This is one of the most common value-add strategies for hotel owners. In analyzing whether it is feasible to add a flag, change a flag, or upgrade a flag, it is extremely important to first look at the aspirational competitive set as defined by your STR report. This peer group is a set of properties that your future property will compete with AFTER you have successfully opened as the newly branded hotel. Consequently, developers should focus on the RevPAR for this comp set before devising any projections. A lender still will allow modest increases in RevPAR growth to accommodate for future inflation.
Developers also should identify the true operating costs of the rebranded asset. It is important to benchmark your projected Earnings Before Interest and Taxes (EBIT) or Net Operating Income (NOI) numbers to those of the market. For example, a typical limited-service hotel in an average market won’t produce more than 35 percent NOI as a percentage of revenues, while a full-service hotel under the same criteria will generate closer to 28 percent NOI. Sponsors that aren’t cognizant of these market metrics won’t be taken seriously by lenders. This demonstrates why it is important to talk to an experienced investment banker to validate your assumptions against real-market data before you start your financing search.
The type of brand you are adding or re-flagging to also impacts the financing. You want to choose a brand that gives you higher RevPAR penetration than what your existing asset has been able to provide.
#3: Convert a hotel into apartments, retail, parking or an alternative hospitality asset
Taking a look at the overall supply and demand in the market may reveal insights that can be leveraged in your value-creation plan.
For example, an owner of a 200-key full-service hotel in a tier 1 or 2 market may be able to increase future value by reducing the room counts to 100 keys and converting the remaining keys into 50 apartment units, along with converting lobby/event space into parking and retail.
These highly strategic projects require extensive planning and likely won’t show results for three to five years. They won’t be a quick hit with immediate gains. Lenders like these conversions because the capital markets value apartments and parking more aggressively than hotels, and the hospitality portion’s RevPAR is likely to increase due to less supply.
In addition, apartments and parking garner lower cap rates because they offer lower perceived risk. Retail cap rates are slightly higher in comparison but still lower than hospitality cap rates. This strategy is more viable for urban or convention-driven markets, as opposed to rural or transient ones.

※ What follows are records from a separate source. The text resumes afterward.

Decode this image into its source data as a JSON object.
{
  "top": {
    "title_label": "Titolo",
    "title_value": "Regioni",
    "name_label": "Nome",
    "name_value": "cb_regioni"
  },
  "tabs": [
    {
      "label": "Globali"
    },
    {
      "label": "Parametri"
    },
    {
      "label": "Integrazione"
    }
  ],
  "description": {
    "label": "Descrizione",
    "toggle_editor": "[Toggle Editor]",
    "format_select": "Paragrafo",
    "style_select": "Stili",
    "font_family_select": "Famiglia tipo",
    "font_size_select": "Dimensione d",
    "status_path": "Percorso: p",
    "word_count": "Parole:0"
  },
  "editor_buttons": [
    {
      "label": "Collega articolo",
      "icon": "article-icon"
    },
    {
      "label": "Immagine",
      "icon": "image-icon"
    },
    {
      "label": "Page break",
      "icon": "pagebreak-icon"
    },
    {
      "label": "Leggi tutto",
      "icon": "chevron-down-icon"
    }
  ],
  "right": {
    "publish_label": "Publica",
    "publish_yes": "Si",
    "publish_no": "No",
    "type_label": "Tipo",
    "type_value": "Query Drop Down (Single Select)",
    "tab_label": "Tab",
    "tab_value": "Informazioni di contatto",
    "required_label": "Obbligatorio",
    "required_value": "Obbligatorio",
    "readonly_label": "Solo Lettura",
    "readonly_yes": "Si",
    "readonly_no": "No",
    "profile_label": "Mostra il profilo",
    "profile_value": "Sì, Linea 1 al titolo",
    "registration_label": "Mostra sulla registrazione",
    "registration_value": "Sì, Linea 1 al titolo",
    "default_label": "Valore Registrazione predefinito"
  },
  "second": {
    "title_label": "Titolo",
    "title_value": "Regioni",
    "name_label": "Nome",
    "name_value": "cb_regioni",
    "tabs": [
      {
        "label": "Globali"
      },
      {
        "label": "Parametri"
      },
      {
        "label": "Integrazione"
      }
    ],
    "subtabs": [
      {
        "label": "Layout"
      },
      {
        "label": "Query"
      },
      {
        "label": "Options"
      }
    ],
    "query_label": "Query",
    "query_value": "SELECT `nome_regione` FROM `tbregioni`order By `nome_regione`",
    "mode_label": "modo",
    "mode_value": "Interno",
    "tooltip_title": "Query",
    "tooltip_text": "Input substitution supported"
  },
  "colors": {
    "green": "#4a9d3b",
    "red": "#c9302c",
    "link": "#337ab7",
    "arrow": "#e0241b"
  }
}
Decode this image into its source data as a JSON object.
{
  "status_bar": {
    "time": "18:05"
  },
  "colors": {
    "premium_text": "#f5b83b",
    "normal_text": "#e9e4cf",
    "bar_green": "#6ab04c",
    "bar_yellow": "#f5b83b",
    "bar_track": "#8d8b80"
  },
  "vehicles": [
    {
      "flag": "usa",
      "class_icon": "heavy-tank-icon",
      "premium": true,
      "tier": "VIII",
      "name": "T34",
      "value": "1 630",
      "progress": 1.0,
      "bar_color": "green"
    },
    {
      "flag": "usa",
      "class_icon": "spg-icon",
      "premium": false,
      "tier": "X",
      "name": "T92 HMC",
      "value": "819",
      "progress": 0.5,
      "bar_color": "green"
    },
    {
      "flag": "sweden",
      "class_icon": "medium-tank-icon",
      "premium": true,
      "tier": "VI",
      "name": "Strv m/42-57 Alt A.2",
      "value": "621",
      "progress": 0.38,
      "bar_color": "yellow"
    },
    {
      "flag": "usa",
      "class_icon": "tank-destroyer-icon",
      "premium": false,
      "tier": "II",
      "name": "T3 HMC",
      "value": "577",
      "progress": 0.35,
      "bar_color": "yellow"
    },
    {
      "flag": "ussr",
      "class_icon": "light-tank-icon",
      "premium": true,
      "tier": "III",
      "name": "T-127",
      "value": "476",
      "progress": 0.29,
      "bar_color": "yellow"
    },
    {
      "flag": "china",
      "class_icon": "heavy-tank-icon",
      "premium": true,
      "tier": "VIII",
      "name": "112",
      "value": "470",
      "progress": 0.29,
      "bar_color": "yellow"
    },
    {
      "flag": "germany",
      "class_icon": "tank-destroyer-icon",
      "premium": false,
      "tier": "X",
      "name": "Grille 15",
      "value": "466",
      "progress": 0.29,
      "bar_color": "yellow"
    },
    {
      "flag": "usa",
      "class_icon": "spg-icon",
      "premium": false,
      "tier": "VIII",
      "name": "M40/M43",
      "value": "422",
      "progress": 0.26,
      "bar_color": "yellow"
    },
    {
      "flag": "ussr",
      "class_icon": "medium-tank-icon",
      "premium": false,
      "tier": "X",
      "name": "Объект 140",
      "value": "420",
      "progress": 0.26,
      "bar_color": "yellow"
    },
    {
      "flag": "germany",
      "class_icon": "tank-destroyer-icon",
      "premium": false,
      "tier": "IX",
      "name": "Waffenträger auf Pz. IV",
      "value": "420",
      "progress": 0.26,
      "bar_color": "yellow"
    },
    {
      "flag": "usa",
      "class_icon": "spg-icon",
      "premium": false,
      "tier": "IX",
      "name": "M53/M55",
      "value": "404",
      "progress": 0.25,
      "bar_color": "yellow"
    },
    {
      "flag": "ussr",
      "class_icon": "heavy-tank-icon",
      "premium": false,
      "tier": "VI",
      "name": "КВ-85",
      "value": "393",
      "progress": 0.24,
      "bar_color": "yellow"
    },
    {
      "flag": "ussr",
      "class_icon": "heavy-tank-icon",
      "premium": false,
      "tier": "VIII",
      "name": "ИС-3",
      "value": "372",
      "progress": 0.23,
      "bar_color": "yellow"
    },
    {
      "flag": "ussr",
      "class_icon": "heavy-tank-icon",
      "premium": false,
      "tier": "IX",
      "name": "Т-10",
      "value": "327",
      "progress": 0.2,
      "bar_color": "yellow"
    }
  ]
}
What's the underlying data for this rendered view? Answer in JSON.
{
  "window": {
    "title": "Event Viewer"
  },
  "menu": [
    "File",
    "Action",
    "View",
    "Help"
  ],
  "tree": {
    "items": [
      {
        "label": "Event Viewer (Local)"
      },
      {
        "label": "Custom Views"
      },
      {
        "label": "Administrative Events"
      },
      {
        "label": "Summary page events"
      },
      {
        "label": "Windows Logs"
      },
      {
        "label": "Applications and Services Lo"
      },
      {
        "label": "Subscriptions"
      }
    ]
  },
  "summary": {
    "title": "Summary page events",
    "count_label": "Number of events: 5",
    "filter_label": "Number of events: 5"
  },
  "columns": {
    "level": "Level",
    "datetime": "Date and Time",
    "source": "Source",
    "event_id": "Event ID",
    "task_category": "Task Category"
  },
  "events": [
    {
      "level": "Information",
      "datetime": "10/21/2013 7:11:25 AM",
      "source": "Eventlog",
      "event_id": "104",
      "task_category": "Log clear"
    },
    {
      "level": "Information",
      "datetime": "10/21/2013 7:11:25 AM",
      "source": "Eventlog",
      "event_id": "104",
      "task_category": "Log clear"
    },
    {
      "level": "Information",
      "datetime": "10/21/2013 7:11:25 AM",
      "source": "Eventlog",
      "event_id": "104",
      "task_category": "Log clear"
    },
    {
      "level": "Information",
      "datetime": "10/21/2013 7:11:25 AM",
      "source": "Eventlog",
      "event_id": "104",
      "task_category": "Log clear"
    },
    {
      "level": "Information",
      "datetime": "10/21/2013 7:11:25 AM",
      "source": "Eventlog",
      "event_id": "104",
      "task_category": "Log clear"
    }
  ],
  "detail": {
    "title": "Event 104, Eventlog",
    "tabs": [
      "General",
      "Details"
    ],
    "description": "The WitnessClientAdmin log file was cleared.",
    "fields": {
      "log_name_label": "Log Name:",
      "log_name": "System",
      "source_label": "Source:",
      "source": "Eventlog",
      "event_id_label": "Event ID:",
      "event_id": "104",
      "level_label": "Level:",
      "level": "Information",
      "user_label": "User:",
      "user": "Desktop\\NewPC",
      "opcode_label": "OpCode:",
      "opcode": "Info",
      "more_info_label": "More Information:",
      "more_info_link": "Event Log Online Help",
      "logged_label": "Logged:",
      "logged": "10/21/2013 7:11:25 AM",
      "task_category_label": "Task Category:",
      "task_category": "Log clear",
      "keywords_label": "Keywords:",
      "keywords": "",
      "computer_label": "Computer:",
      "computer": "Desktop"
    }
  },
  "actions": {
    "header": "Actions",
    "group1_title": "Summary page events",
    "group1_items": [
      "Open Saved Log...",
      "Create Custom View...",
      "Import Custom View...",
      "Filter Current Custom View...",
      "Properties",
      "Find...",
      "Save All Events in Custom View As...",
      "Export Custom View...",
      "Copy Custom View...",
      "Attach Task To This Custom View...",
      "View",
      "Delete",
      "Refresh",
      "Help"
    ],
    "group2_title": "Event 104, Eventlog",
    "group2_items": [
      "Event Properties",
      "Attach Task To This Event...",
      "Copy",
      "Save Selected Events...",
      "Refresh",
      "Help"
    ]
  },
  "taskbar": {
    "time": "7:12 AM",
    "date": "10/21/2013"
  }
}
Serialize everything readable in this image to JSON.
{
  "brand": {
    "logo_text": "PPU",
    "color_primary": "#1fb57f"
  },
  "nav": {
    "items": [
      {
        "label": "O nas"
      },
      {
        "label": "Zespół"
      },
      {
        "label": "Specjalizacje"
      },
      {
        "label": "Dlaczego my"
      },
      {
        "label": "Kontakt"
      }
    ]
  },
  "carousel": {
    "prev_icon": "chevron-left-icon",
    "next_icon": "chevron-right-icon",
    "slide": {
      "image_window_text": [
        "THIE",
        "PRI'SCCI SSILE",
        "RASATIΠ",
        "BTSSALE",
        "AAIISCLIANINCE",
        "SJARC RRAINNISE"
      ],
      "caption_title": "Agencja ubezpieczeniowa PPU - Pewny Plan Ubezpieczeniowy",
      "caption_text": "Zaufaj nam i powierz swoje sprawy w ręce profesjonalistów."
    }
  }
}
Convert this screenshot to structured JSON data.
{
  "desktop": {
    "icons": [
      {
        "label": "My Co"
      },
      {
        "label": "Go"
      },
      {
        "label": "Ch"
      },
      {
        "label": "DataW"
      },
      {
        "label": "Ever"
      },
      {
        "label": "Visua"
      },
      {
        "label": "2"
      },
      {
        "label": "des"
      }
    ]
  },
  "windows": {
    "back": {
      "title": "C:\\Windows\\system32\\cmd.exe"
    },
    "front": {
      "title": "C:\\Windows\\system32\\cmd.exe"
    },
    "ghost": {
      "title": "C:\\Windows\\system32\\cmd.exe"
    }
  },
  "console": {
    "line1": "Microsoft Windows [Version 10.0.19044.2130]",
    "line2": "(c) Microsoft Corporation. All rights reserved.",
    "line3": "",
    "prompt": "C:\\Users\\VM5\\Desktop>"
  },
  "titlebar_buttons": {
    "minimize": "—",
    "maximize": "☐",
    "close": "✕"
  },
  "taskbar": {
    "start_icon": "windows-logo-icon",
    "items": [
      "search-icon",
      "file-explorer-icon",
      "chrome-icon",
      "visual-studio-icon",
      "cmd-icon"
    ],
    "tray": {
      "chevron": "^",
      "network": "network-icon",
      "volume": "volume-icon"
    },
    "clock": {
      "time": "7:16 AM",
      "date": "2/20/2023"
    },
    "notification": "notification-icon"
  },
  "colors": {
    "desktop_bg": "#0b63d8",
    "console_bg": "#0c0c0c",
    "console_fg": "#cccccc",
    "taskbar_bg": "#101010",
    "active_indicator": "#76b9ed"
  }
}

Transactions are more complex, increasing the need for owners to rely on the experience of an expert intermediary to secure the right financing. Owners seeking favorable debt terms should plan conversions with the intention to help lenders. This means outlining project plans that do not disrupt in-place cash flows.
#4: Take advantage of cheap and “free” money
Value-add and adaptive re-use hotel projects also offer a great opportunity to utilize available government and tax incentives.
Programs such as Historic Tax Credits (HTC), newly rolled-out Opportunity Zone tax credits, New Markets Tax Credits (NMTC), Tax Increment Financing (TIF), Low-Income Housing Tax Credits (LIHTC), and local sales and property tax credits are widely available. The larger the project, usually the more lucrative it is for everyone (including the lender), and the lower the perceived risk because of easier execution.
As you can see, adaptive reuse and the right financing must go hand in hand to create value. Navigating the landscape can be onerous and it’s easy to take a wrong turn. Doing your homework, looking at your competitive set, and validating your plans and projections with an experienced intermediary early in the process will impact your eventual success.